I might as well come right out and admit it: I have a record. I broke curfew. Not once, but twice. A repeat offender.

For kids under 15, the curfew in Hennepin County is 10 p.m. weekdays and 11 p.m. weekends; it goes up an hour for kids 15-18.

The first time I got arrested was the summer before I turned 15. My (African-American female) friend Myisha and I got busted at the Uptown bus stop just minutes past 10. Our bus pulled up just as the police shuffled us into the back of their cruiser. People looked in the windows to see what dangerous criminals the police had apprehended. I'm telling you, the world looks different from the back seat of a police car.

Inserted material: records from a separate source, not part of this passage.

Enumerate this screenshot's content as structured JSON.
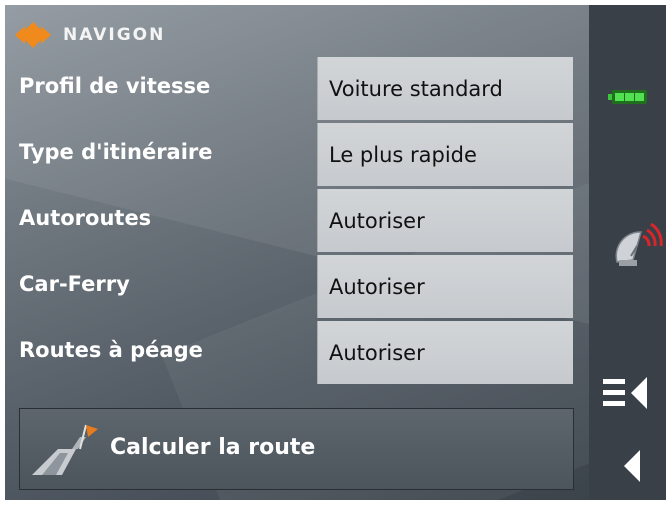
{
  "header": {
    "brand": "NAVIGON"
  },
  "settings": [
    {
      "label": "Profil de vitesse",
      "value": "Voiture standard"
    },
    {
      "label": "Type d'itinéraire",
      "value": "Le plus rapide"
    },
    {
      "label": "Autoroutes",
      "value": "Autoriser"
    },
    {
      "label": "Car-Ferry",
      "value": "Autoriser"
    },
    {
      "label": "Routes à péage",
      "value": "Autoriser"
    }
  ],
  "actions": {
    "calculate_label": "Calculer la route"
  },
  "sidebar": {
    "icons": [
      "battery-icon",
      "gps-satellite-icon",
      "menu-back-icon",
      "back-arrow-icon"
    ]
  },
  "colors": {
    "brand_orange": "#f08a1c",
    "battery_green": "#3cc43c",
    "gps_red": "#d8262a",
    "value_box": "#c9cdd1",
    "sidebar": "#3a4048"
  }
}
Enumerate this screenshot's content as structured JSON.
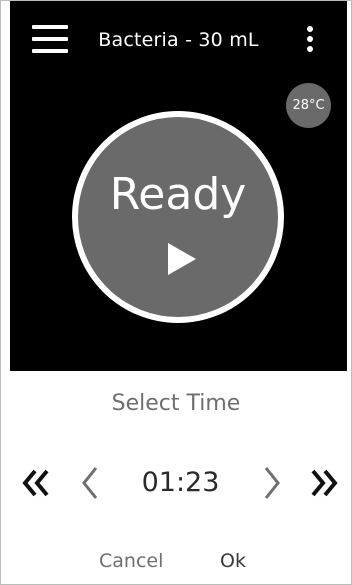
{
  "header": {
    "title": "Bacteria - 30 mL",
    "menu_icon": "hamburger-menu-icon",
    "more_icon": "vertical-dots-icon"
  },
  "status": {
    "temperature": "28°C",
    "state_label": "Ready",
    "play_icon": "play-icon"
  },
  "time_picker": {
    "heading": "Select Time",
    "value": "01:23",
    "fast_back_icon": "double-chevron-left-icon",
    "back_icon": "chevron-left-icon",
    "forward_icon": "chevron-right-icon",
    "fast_forward_icon": "double-chevron-right-icon"
  },
  "actions": {
    "cancel_label": "Cancel",
    "ok_label": "Ok"
  },
  "colors": {
    "background_dark": "#000000",
    "circle_fill": "#6a6a6a",
    "text_muted": "#6f6f6f",
    "text_dark": "#2a2a2a"
  }
}
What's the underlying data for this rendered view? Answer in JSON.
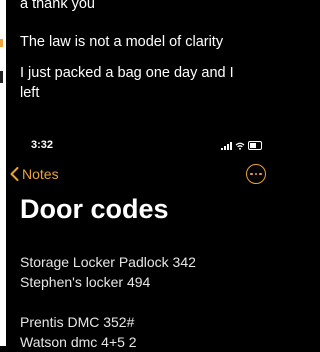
{
  "background_note": {
    "lines": [
      "a thank you",
      "The law is not a model of clarity",
      "I just packed a bag one day and I",
      "left"
    ]
  },
  "status_bar": {
    "time": "3:32"
  },
  "nav": {
    "back_label": "Notes",
    "accent_color": "#e8a531",
    "more_icon": "ellipsis-circle-icon"
  },
  "note": {
    "title": "Door codes",
    "lines": [
      "Storage Locker Padlock 342",
      "Stephen's locker 494",
      "",
      "Prentis DMC 352#",
      "Watson dmc 4+5 2"
    ]
  }
}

They took us to the curfew center over North, where they searched us and emptied our pockets and bags (note the 4th Amendment violation), and called our parents. There were only minority kids in the court hearing in the Government Center. A clerk read our crimes out loud and gave us the option of a fine or community service. My mom thought picking up litter with a busload of other juvenile delinquents would be a good lesson. I met some interesting people during my criminal field trip, exchanged numbers with some nice boys and even told Mom about the kid selling weed on the bus. The next time I got picked up for curfew, Mom just mailed in the fine.

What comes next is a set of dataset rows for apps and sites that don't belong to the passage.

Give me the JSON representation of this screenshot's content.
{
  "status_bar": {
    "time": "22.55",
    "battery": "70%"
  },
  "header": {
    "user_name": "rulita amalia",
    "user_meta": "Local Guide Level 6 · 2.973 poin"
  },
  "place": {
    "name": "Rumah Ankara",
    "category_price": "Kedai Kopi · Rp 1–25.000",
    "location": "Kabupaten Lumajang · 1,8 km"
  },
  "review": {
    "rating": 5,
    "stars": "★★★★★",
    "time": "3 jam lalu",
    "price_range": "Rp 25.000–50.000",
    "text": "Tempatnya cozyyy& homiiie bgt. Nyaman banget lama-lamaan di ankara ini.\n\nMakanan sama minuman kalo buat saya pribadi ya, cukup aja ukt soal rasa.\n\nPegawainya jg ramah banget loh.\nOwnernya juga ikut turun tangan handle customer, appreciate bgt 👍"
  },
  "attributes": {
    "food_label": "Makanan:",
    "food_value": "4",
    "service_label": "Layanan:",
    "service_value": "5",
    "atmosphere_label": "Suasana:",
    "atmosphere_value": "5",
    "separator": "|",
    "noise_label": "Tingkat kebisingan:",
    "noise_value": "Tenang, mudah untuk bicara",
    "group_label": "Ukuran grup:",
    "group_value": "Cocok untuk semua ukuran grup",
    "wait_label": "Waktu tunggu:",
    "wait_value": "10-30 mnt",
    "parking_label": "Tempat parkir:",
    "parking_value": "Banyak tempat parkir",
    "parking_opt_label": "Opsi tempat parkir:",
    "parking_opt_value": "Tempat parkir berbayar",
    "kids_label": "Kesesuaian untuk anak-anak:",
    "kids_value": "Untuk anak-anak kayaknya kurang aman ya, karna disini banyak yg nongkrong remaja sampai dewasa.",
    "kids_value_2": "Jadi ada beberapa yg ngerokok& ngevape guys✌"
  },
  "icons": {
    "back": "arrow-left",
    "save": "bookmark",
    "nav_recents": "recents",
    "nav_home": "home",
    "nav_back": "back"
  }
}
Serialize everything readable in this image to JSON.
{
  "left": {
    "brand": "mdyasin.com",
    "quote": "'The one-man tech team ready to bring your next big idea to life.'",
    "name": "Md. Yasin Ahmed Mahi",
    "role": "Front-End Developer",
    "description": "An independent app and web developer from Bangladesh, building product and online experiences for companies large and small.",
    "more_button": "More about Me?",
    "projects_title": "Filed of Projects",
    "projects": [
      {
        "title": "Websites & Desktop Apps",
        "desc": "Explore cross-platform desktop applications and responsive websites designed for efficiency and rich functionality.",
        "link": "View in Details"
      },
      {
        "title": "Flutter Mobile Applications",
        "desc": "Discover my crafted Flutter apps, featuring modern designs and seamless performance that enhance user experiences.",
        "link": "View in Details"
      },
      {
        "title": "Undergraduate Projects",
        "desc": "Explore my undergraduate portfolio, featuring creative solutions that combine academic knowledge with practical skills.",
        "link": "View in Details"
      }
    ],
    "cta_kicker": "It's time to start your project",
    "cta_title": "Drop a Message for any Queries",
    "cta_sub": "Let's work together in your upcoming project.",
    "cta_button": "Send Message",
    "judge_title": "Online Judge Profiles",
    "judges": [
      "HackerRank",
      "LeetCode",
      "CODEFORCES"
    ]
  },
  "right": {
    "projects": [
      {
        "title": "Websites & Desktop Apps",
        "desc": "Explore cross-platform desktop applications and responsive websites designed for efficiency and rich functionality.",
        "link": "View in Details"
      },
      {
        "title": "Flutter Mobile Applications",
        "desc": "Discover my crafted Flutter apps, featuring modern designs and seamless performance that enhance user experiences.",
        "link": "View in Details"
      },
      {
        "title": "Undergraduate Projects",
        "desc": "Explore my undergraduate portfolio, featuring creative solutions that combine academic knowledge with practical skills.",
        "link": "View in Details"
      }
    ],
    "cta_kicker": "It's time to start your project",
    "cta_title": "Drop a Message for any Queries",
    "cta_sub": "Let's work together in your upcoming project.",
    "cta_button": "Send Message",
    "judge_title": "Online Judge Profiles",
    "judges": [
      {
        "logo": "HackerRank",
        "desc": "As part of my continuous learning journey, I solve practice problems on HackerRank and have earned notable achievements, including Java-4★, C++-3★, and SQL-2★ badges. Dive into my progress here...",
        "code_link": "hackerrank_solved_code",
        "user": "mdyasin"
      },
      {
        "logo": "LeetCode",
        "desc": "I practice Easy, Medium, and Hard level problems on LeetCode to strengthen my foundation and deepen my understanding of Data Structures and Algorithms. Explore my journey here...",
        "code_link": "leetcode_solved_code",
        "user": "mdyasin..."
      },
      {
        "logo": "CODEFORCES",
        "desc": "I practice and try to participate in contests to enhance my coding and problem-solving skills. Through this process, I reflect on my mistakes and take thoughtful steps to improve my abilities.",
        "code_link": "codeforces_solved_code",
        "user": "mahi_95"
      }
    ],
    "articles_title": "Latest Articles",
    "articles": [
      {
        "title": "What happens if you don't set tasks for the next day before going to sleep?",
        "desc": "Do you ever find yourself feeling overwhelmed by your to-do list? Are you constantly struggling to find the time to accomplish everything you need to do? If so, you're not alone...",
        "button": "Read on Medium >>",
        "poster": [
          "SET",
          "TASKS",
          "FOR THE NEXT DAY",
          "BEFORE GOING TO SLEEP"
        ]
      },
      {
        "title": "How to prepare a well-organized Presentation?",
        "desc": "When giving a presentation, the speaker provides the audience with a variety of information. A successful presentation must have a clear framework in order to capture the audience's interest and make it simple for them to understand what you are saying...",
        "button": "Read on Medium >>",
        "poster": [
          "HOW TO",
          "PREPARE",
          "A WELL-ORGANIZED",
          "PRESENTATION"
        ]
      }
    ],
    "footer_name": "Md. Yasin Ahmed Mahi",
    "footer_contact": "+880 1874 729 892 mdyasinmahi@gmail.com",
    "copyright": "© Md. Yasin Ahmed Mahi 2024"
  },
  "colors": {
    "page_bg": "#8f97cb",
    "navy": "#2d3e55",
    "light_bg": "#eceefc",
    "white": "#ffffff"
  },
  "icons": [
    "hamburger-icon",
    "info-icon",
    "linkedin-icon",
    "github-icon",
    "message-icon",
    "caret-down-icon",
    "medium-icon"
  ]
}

Was our arrest racially biased? I don't know. But being an au-courant racial mlange gives me a chameleon-like gift. When I am around black people, everyone assumes I'm black. When I am in a group of white people, I get treated like a white person.

I do know that I was walking down Sheridan Avenue one time with my (natural blonde female) friend Lia after curfew, the police asked us if we were OK and asked if we needed a ride home.

My next curfew arrest was this summer. My parents thought I had gone to sleep, but I called my (African-American) boyfriend Mike and told him I was hungry. I gave him an opportunity to demonstrate his commitment to me by driving to Wendy's and bringing me a burger. This time, we were parked by my house when the police knocked on our car window. Despite my explanation that I lived here, the police again transported me to North Minneapolis. Mike, being 18, was told to go home.

My conclusion? Curfew is a teenageistic tool for enabling racism… or a racist tool for enabling teenagism.

Except when I'm busted for breaking it, my mother loves the legal curfew. Every time I try to discuss staying out later, she just says, "It's the law, honey. If you have a problem, take it up with the Legislature."

I tell her consider that African-Americans make up only 33 percent of the teenage population in Minneapolis but 63 percent of kids who are arrested for curfew. I remind her of the equal protection clause of the 14th Amendment. She is unmoved.

I suspect I won't find many adult allies in my crusade against the curfew. I just ask you to think this through. The world is suspicious of me. And it's shaping my view of the world and myself. OK, so maybe you've not gone make me act a fool. But you'll do it to somebody. That gives us teens three choices: endure this nasty hazing and perpetuate it, act the fool and never get on the inside, or stand up for change.

Katie Carlson lives in Linden Hills and attends South High.